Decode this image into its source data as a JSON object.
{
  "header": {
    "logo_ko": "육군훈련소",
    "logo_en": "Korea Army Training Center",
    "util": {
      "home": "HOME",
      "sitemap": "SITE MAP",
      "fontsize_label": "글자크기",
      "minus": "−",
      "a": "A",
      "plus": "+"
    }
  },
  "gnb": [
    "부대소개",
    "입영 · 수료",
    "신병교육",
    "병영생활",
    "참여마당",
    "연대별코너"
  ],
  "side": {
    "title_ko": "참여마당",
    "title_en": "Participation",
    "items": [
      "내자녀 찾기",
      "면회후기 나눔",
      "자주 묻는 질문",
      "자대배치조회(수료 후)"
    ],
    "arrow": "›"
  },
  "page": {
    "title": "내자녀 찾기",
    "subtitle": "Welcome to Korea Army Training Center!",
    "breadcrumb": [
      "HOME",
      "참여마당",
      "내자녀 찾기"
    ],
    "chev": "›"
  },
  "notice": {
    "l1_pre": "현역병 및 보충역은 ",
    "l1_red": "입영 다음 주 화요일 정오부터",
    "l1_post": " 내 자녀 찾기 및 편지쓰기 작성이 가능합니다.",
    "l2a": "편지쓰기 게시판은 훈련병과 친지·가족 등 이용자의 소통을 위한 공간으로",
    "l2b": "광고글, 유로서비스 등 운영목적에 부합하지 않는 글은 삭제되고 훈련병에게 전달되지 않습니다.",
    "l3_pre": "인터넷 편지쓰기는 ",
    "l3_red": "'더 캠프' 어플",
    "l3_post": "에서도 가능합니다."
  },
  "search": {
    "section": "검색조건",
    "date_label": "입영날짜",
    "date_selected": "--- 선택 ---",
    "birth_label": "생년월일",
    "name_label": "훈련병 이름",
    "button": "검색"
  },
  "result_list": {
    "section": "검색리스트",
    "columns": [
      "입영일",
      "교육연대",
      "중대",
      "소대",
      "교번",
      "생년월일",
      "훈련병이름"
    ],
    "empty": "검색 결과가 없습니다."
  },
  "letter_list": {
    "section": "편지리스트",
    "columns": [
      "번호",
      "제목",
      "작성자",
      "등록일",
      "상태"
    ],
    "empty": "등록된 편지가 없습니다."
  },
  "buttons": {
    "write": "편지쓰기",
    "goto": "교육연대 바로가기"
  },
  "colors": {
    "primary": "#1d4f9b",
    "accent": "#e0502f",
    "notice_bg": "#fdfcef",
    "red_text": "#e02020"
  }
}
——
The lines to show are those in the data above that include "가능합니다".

    "l1_post": " 내 자녀 찾기 및 편지쓰기 작성이 가능합니다.",
    "l3_post": "에서도 가능합니다."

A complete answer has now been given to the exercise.